Anthropocene Days gathers 27 easy-to-read short essays about the environment and climate change in everyday life. While the world and governments are beset by the great woes of changing climate, deforestation, species extinction, air pollution, fouling oceans and so on, we go about individually and locally as best we can from day to day. Anthropocene Days contends that these two domains, so apparently separate, are essentially connected.
The book looks at the diverse and mundane activities of daily life to show how the environment is experienced, and does this very personally by drawing its observations from the author’s life. It is part memoir, part recent history – a medley of short essays with themes of landscape change, forests, trees, war, fire, pestilence and the domestic life of housing, dusting and clutter. Motivated by present concerns, some reach back to the 1940s. They are set in Australia, Britain, India, Singapore and America.
Anthropocene Days is a deceptively easy read. It does not hector readers on what to do, but its ruminations, drawn from long engagement with environments, encourage reflection on how we pass our everyday lives while the planet changes.
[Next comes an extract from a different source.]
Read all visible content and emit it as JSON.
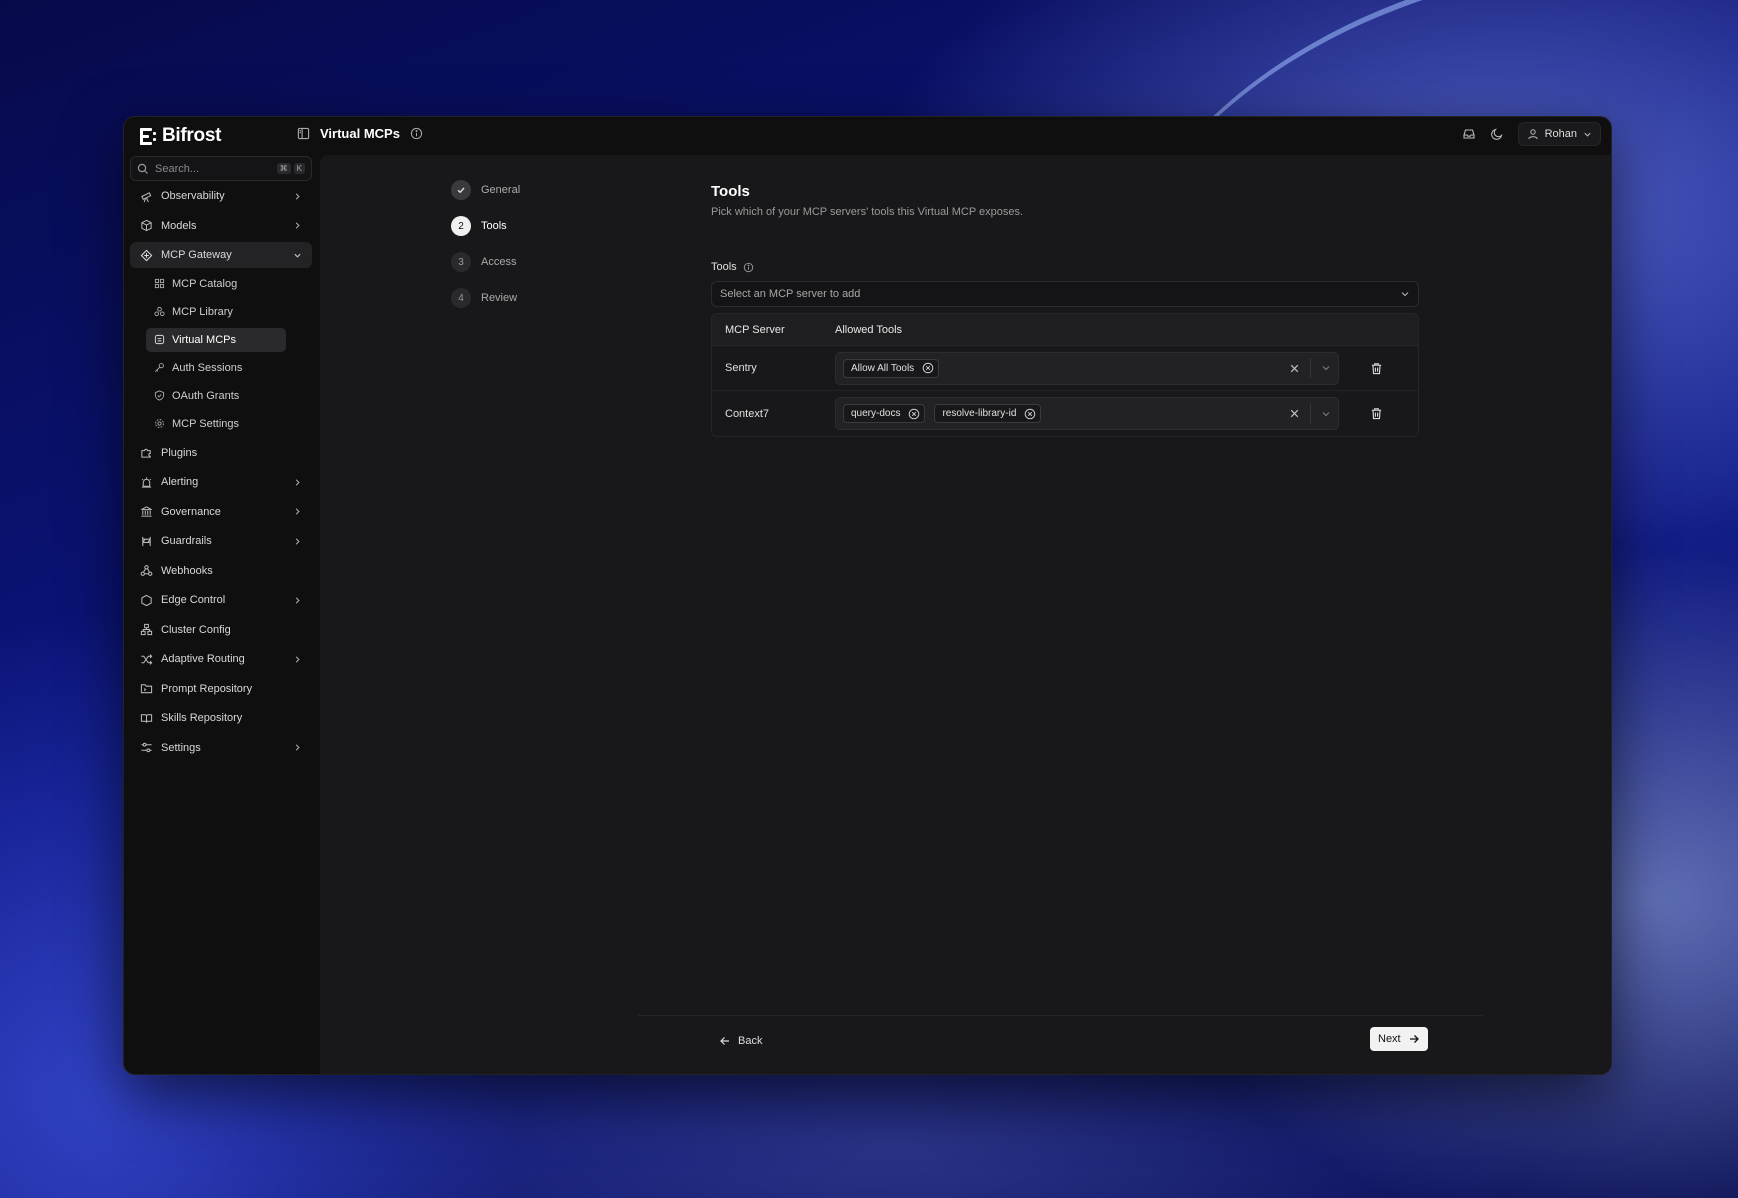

John Dargavel (b. 1932) has been deeply engaged in forests, environments, science, people, politics and history. Inquisitive and impatient at established boundaries, he has been drawn into biography, cultural landscapes and the place of trees in remembrance. He has written papers, books and a play, and has edited collections. His most recent book on the history of forest science over the last three centuries, Science and Hope: a Forest History was written with Elisabeth Johann and published in 2013 by The White Horse Press, followed by a German edition in 2018. His most recent collection, Restoring Forests in Times of Contagion: Papers to Celebrate John Evelyn’s 400th Birthday was edited with Ben Wilkie and published online. John was born in London, trained as a forester in Scotland and has worked in different regions of Australia. He was a founding member of the Australian Forest History Society. He is an Honorary Associate Professor in the Fenner School of Environment and Society at the Australian National University. He now lives in Melbourne.
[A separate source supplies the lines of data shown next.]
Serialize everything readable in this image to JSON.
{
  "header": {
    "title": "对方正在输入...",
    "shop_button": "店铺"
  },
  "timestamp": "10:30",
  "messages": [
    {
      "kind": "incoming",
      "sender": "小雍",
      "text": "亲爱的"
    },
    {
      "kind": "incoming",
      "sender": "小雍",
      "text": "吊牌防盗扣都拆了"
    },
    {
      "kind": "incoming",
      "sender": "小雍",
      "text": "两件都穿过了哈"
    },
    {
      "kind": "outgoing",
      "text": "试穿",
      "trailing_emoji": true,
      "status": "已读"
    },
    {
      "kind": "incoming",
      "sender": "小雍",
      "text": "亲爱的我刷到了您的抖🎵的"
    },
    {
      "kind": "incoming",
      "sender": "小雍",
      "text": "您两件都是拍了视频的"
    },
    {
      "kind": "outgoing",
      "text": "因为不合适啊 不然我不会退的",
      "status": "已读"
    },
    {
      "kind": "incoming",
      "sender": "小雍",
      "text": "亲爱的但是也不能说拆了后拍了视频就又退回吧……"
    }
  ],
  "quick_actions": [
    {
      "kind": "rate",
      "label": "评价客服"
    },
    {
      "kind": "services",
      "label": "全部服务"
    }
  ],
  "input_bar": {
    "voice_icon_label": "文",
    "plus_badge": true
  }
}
Blackbirds Singing in the Apple Tree, a Preface
Becoming a Forester
Presence of History
Kindness, Cruelty and Efficiency
Promise and Practice
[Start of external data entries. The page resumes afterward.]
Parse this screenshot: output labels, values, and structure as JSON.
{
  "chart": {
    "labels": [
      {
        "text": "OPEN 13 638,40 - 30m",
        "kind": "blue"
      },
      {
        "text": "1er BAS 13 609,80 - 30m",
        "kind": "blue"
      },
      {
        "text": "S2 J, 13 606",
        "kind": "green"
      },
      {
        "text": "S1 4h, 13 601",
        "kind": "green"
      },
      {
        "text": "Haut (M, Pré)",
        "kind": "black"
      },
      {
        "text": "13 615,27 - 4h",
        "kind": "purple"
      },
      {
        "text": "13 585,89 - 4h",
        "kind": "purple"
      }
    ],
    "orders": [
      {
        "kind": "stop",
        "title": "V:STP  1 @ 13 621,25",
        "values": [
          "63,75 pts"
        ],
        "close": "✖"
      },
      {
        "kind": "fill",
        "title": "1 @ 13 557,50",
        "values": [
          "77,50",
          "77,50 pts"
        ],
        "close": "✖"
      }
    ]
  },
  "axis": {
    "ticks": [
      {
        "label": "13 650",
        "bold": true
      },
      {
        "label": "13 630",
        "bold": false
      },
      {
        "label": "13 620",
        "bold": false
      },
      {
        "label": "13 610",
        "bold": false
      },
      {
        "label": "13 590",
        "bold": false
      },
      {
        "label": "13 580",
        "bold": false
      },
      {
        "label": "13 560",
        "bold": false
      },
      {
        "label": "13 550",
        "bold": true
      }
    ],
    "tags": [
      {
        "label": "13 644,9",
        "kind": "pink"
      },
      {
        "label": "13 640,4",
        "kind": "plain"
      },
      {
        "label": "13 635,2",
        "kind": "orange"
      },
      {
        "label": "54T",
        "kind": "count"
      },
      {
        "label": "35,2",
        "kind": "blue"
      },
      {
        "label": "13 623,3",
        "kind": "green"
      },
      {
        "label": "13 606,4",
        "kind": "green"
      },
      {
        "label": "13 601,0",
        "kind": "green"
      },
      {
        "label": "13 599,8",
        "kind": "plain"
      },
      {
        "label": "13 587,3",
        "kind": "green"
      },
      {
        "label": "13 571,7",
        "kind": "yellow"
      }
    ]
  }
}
Under the Banyan Tree
Going to the Cinema
The Bush Capital
Dust and Dusting
Trotsky, Stalin and my Solar Panels
Returning to Braudel
Looking for Meaning
Going to Kew Gardens
Finding Eden in a Cornish Pit
Two Singapore Gardens
Wurundjeri in the Park
Going on Demos
Reading in the Shade, an Ending
Publication date, 28 February 2023
ISBN 978-1-912186-68-6 (HB) £40